At the port of Légué in Saint-Brieuc, the halyards of the moored boats mingle with the hundred people who came to applaud the return of Yann Quénet, 52 years old.
A return that contrasts with the departure of Briochin, who left Brittany three years earlier in the greatest discretion to realize his dream: to sail around the world with his small sailboat without sophisticated technology, without expensive materials, which cost him around 4,000 euros.
Behind his thick beard and his faded clothes, the navigator cannot get rid of his smile. For him, this trip is “a delight”, as is his return, marked by successive embraces with his friends and family, who have come to cheer on the man they now consider a hero.
But for this shy and reserved man, there is no question of talking about exploits.
“I didn’t do this at all to break records or be interesting. I’m having fun, that’s all,” he explains.
Without a communication or tracking device in Baluchon, the navigator ironically considers himself “very elaborate” with his only mobile phone as GPS.
Loneliness? He did not suffer from it. “I find myself in good company. I never get angry with myself or very rarely,” he confides, laughing.
– “not a big serious person” –
“I learned to sail on my own (…) it was a long learning curve to get to this round the world race,” says Yann, back on dry land.
The complicated moments of his trip, he remembers, starting with the storms in the Pacific and the crossing of the Indian Ocean. But it was the arrival in the Marquesas Islands that marked him deeply. “I dreamed of these islands so much that I didn’t know if I was living the reality or if it was a dream”, he explains, pensive.
His memories will be the subject of a story, “Le Tour du monde avec mon Baluchon”, which will be published on November 10 by Editions du Cherche Midi.
Once at the quay, its welcome is worthy of that of the greatest travellers. After a champagne shower for Baluchon, the navigator is also entitled to a present from the town hall: an engraving of Saint-Brieuc, his city which he will certainly leave shortly.
Dreamer but above all adventurer, it is towards the waters of the Canadian Far North that he will head to spend the winter. “I dismounted but I’m still sailing in my head on my little boat,” he says.

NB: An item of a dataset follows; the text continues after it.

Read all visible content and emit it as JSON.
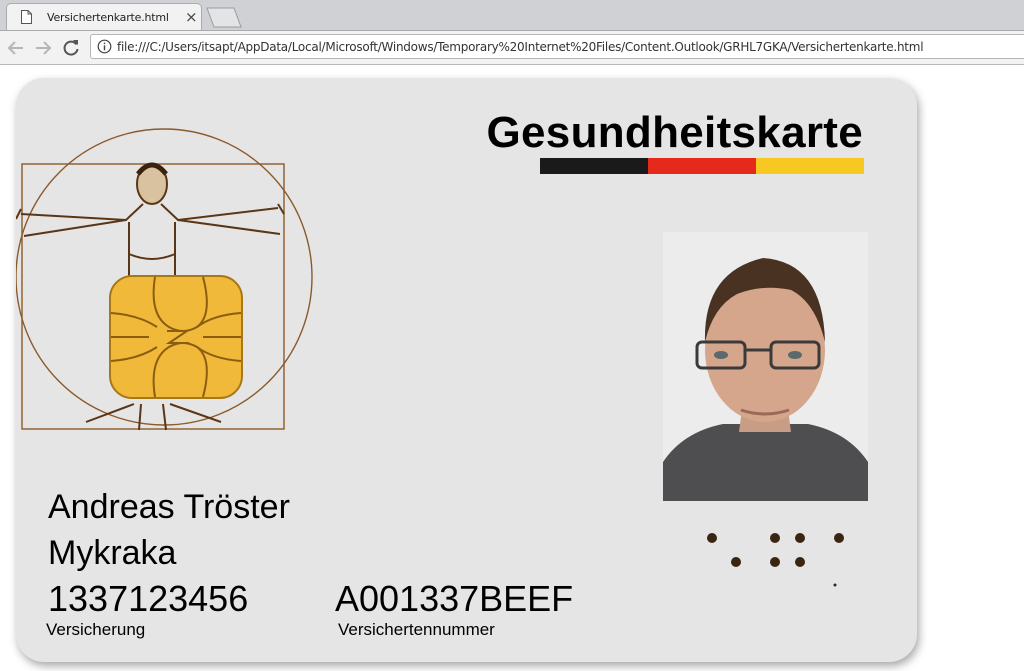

However this time, Baluchon will not be there. For this new adventure, Yann has built “another small sailboat, a very small one because I don’t like big boats, it’s for serious big people and I’m not a serious big person”.
But he admits it, without his small sailboat, nothing would have been possible. “He always took care of me, I try to take care of him.”
So no question of saying goodbye to him. After a well-deserved makeover, Baluchon will take up residence in Yann’s small workshop while awaiting the return of his traveling companion.